[Interface dataset entries]
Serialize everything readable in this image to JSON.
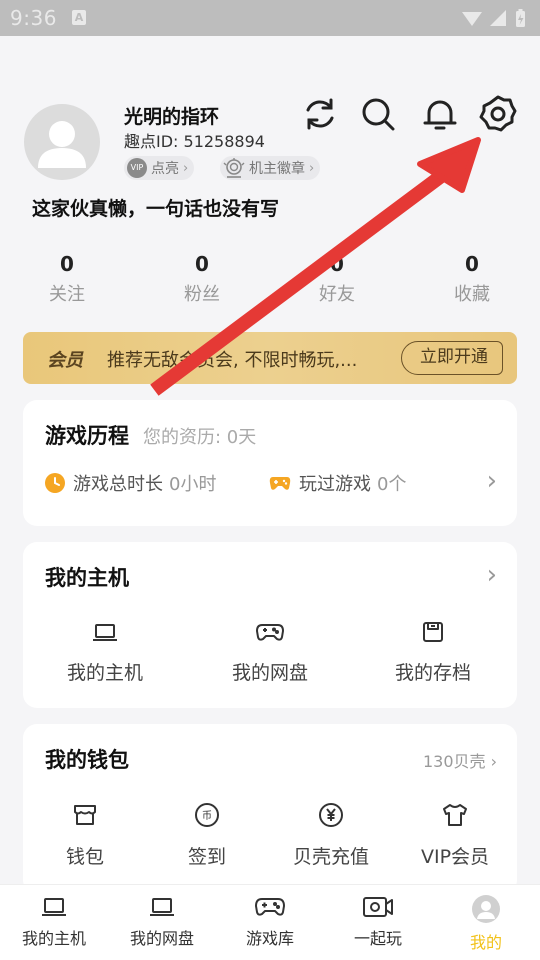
{
  "status_bar": {
    "time": "9:36",
    "badge": "A"
  },
  "profile": {
    "username": "光明的指环",
    "user_id": "趣点ID: 51258894",
    "chips": [
      {
        "badge": "VIP",
        "label": "点亮"
      },
      {
        "label": "机主徽章"
      }
    ],
    "bio": "这家伙真懒，一句话也没有写"
  },
  "top_icons": [
    "refresh-icon",
    "search-icon",
    "bell-icon",
    "gear-icon"
  ],
  "stats": [
    {
      "value": "0",
      "label": "关注"
    },
    {
      "value": "0",
      "label": "粉丝"
    },
    {
      "value": "0",
      "label": "好友"
    },
    {
      "value": "0",
      "label": "收藏"
    }
  ],
  "vip_banner": {
    "tag": "会员",
    "text": "推荐无敌会员会, 不限时畅玩,...",
    "button": "立即开通",
    "colors": {
      "start": "#e9c77a",
      "end": "#e8c67c"
    }
  },
  "game_history": {
    "title": "游戏历程",
    "subtitle": "您的资历: 0天",
    "total_time_label": "游戏总时长",
    "total_time_value": "0小时",
    "played_label": "玩过游戏",
    "played_value": "0个"
  },
  "my_host": {
    "title": "我的主机",
    "items": [
      {
        "label": "我的主机",
        "icon": "laptop-icon"
      },
      {
        "label": "我的网盘",
        "icon": "gamepad-icon"
      },
      {
        "label": "我的存档",
        "icon": "save-icon"
      }
    ]
  },
  "wallet": {
    "title": "我的钱包",
    "balance": "130贝壳",
    "items": [
      {
        "label": "钱包",
        "icon": "store-icon"
      },
      {
        "label": "签到",
        "icon": "coin-icon"
      },
      {
        "label": "贝壳充值",
        "icon": "yen-icon"
      },
      {
        "label": "VIP会员",
        "icon": "shirt-icon"
      }
    ]
  },
  "tabbar": {
    "tabs": [
      {
        "label": "我的主机",
        "icon": "laptop-icon"
      },
      {
        "label": "我的网盘",
        "icon": "laptop-icon"
      },
      {
        "label": "游戏库",
        "icon": "gamepad-icon"
      },
      {
        "label": "一起玩",
        "icon": "video-icon"
      },
      {
        "label": "我的",
        "icon": "avatar-icon"
      }
    ],
    "active_color": "#f2c21a"
  },
  "annotation": {
    "color": "#e53935"
  }
}
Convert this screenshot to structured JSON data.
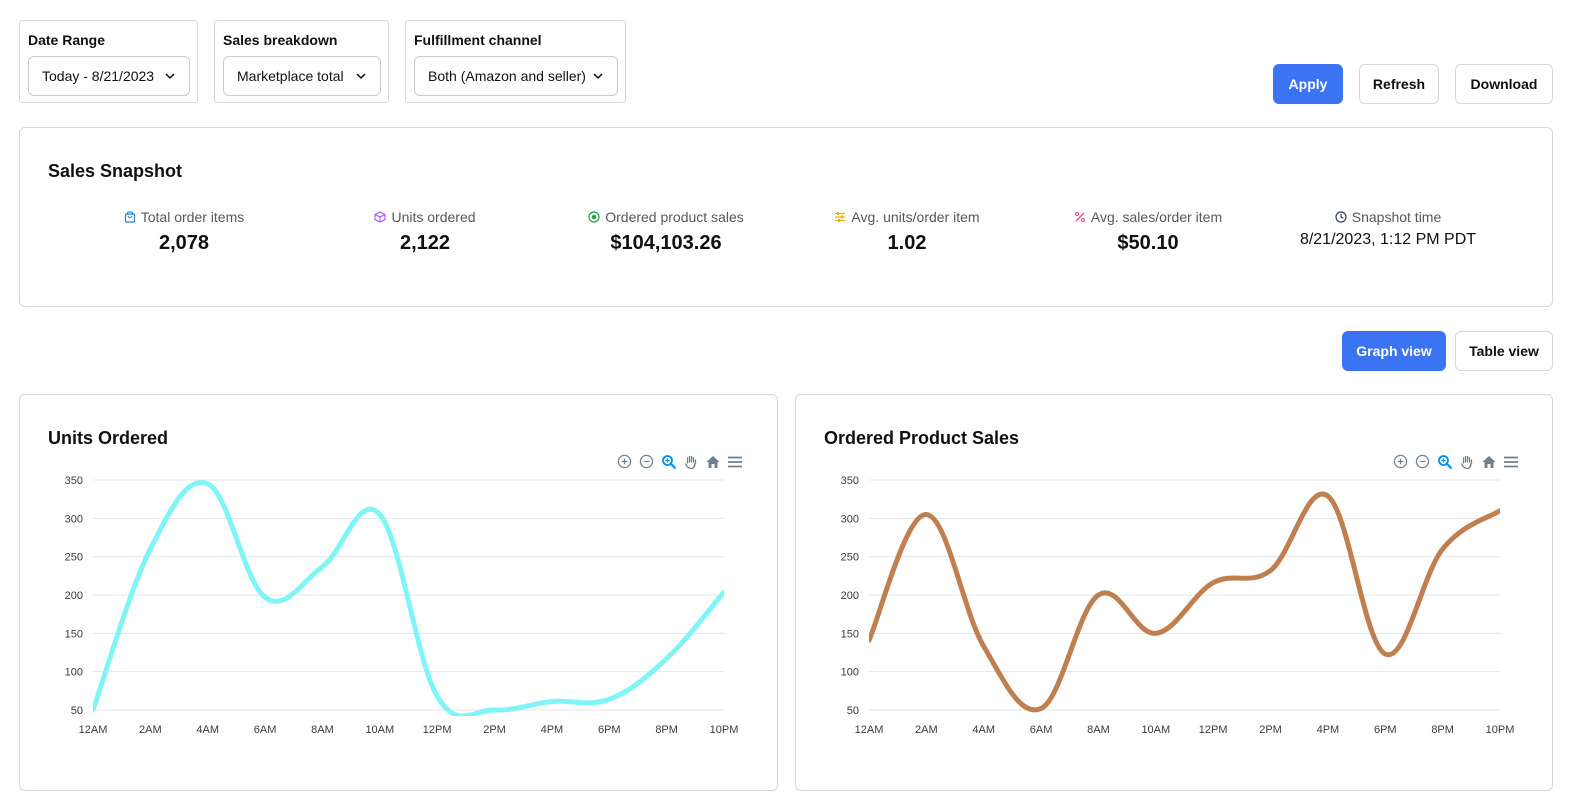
{
  "filters": {
    "date_range": {
      "label": "Date Range",
      "value": "Today - 8/21/2023"
    },
    "sales_breakdown": {
      "label": "Sales breakdown",
      "value": "Marketplace total"
    },
    "fulfillment": {
      "label": "Fulfillment channel",
      "value": "Both (Amazon and seller)"
    }
  },
  "actions": {
    "apply": "Apply",
    "refresh": "Refresh",
    "download": "Download"
  },
  "snapshot": {
    "title": "Sales Snapshot",
    "metrics": [
      {
        "label": "Total order items",
        "value": "2,078",
        "icon": "shopping-bag-icon",
        "color": "#2f7bd6"
      },
      {
        "label": "Units ordered",
        "value": "2,122",
        "icon": "cube-icon",
        "color": "#a855f7"
      },
      {
        "label": "Ordered product sales",
        "value": "$104,103.26",
        "icon": "dollar-circle-icon",
        "color": "#16a34a"
      },
      {
        "label": "Avg. units/order item",
        "value": "1.02",
        "icon": "sliders-icon",
        "color": "#eab308"
      },
      {
        "label": "Avg. sales/order item",
        "value": "$50.10",
        "icon": "percent-icon",
        "color": "#ec4899"
      },
      {
        "label": "Snapshot time",
        "value": "8/21/2023, 1:12 PM PDT",
        "icon": "clock-icon",
        "color": "#374151"
      }
    ]
  },
  "views": {
    "graph": "Graph view",
    "table": "Table view"
  },
  "toolbar_icons": [
    "zoom-in-icon",
    "zoom-out-icon",
    "selection-zoom-icon",
    "pan-hand-icon",
    "reset-home-icon",
    "menu-icon"
  ],
  "chart_data": [
    {
      "type": "line",
      "title": "Units Ordered",
      "color": "#7ff5f8",
      "categories": [
        "12AM",
        "2AM",
        "4AM",
        "6AM",
        "8AM",
        "10AM",
        "12PM",
        "2PM",
        "4PM",
        "6PM",
        "8PM",
        "10PM"
      ],
      "series": [
        {
          "values": [
            50,
            260,
            345,
            197,
            237,
            305,
            68,
            50,
            61,
            64,
            117,
            204
          ]
        }
      ],
      "yticks": [
        50,
        100,
        150,
        200,
        250,
        300,
        350
      ],
      "ylim": [
        50,
        350
      ]
    },
    {
      "type": "line",
      "title": "Ordered Product Sales",
      "color": "#c07f4e",
      "categories": [
        "12AM",
        "2AM",
        "4AM",
        "6AM",
        "8AM",
        "10AM",
        "12PM",
        "2PM",
        "4PM",
        "6PM",
        "8PM",
        "10PM"
      ],
      "series": [
        {
          "values": [
            141,
            305,
            133,
            52,
            200,
            150,
            216,
            232,
            329,
            123,
            260,
            310
          ]
        }
      ],
      "yticks": [
        50,
        100,
        150,
        200,
        250,
        300,
        350
      ],
      "ylim": [
        50,
        350
      ]
    }
  ]
}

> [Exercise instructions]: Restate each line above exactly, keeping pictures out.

> [Result of this task]:
Serialize everything readable in this image to JSON.
{
  "status_bar": {
    "time": "9:36",
    "badge": "A"
  },
  "profile": {
    "username": "光明的指环",
    "user_id": "趣点ID: 51258894",
    "chips": [
      {
        "badge": "VIP",
        "label": "点亮"
      },
      {
        "label": "机主徽章"
      }
    ],
    "bio": "这家伙真懒，一句话也没有写"
  },
  "top_icons": [
    "refresh-icon",
    "search-icon",
    "bell-icon",
    "gear-icon"
  ],
  "stats": [
    {
      "value": "0",
      "label": "关注"
    },
    {
      "value": "0",
      "label": "粉丝"
    },
    {
      "value": "0",
      "label": "好友"
    },
    {
      "value": "0",
      "label": "收藏"
    }
  ],
  "vip_banner": {
    "tag": "会员",
    "text": "推荐无敌会员会, 不限时畅玩,...",
    "button": "立即开通",
    "colors": {
      "start": "#e9c77a",
      "end": "#e8c67c"
    }
  },
  "game_history": {
    "title": "游戏历程",
    "subtitle": "您的资历: 0天",
    "total_time_label": "游戏总时长",
    "total_time_value": "0小时",
    "played_label": "玩过游戏",
    "played_value": "0个"
  },
  "my_host": {
    "title": "我的主机",
    "items": [
      {
        "label": "我的主机",
        "icon": "laptop-icon"
      },
      {
        "label": "我的网盘",
        "icon": "gamepad-icon"
      },
      {
        "label": "我的存档",
        "icon": "save-icon"
      }
    ]
  },
  "wallet": {
    "title": "我的钱包",
    "balance": "130贝壳",
    "items": [
      {
        "label": "钱包",
        "icon": "store-icon"
      },
      {
        "label": "签到",
        "icon": "coin-icon"
      },
      {
        "label": "贝壳充值",
        "icon": "yen-icon"
      },
      {
        "label": "VIP会员",
        "icon": "shirt-icon"
      }
    ]
  },
  "tabbar": {
    "tabs": [
      {
        "label": "我的主机",
        "icon": "laptop-icon"
      },
      {
        "label": "我的网盘",
        "icon": "laptop-icon"
      },
      {
        "label": "游戏库",
        "icon": "gamepad-icon"
      },
      {
        "label": "一起玩",
        "icon": "video-icon"
      },
      {
        "label": "我的",
        "icon": "avatar-icon"
      }
    ],
    "active_color": "#f2c21a"
  },
  "annotation": {
    "color": "#e53935"
  }
}
Convert this screenshot to structured JSON data.
{
  "filters": {
    "date_range": {
      "label": "Date Range",
      "value": "Today - 8/21/2023"
    },
    "sales_breakdown": {
      "label": "Sales breakdown",
      "value": "Marketplace total"
    },
    "fulfillment": {
      "label": "Fulfillment channel",
      "value": "Both (Amazon and seller)"
    }
  },
  "actions": {
    "apply": "Apply",
    "refresh": "Refresh",
    "download": "Download"
  },
  "snapshot": {
    "title": "Sales Snapshot",
    "metrics": [
      {
        "label": "Total order items",
        "value": "2,078",
        "icon": "shopping-bag-icon",
        "color": "#2f7bd6"
      },
      {
        "label": "Units ordered",
        "value": "2,122",
        "icon": "cube-icon",
        "color": "#a855f7"
      },
      {
        "label": "Ordered product sales",
        "value": "$104,103.26",
        "icon": "dollar-circle-icon",
        "color": "#16a34a"
      },
      {
        "label": "Avg. units/order item",
        "value": "1.02",
        "icon": "sliders-icon",
        "color": "#eab308"
      },
      {
        "label": "Avg. sales/order item",
        "value": "$50.10",
        "icon": "percent-icon",
        "color": "#ec4899"
      },
      {
        "label": "Snapshot time",
        "value": "8/21/2023, 1:12 PM PDT",
        "icon": "clock-icon",
        "color": "#374151"
      }
    ]
  },
  "views": {
    "graph": "Graph view",
    "table": "Table view"
  },
  "toolbar_icons": [
    "zoom-in-icon",
    "zoom-out-icon",
    "selection-zoom-icon",
    "pan-hand-icon",
    "reset-home-icon",
    "menu-icon"
  ],
  "chart_data": [
    {
      "type": "line",
      "title": "Units Ordered",
      "color": "#7ff5f8",
      "categories": [
        "12AM",
        "2AM",
        "4AM",
        "6AM",
        "8AM",
        "10AM",
        "12PM",
        "2PM",
        "4PM",
        "6PM",
        "8PM",
        "10PM"
      ],
      "series": [
        {
          "values": [
            50,
            260,
            345,
            197,
            237,
            305,
            68,
            50,
            61,
            64,
            117,
            204
          ]
        }
      ],
      "yticks": [
        50,
        100,
        150,
        200,
        250,
        300,
        350
      ],
      "ylim": [
        50,
        350
      ]
    },
    {
      "type": "line",
      "title": "Ordered Product Sales",
      "color": "#c07f4e",
      "categories": [
        "12AM",
        "2AM",
        "4AM",
        "6AM",
        "8AM",
        "10AM",
        "12PM",
        "2PM",
        "4PM",
        "6PM",
        "8PM",
        "10PM"
      ],
      "series": [
        {
          "values": [
            141,
            305,
            133,
            52,
            200,
            150,
            216,
            232,
            329,
            123,
            260,
            310
          ]
        }
      ],
      "yticks": [
        50,
        100,
        150,
        200,
        250,
        300,
        350
      ],
      "ylim": [
        50,
        350
      ]
    }
  ]
}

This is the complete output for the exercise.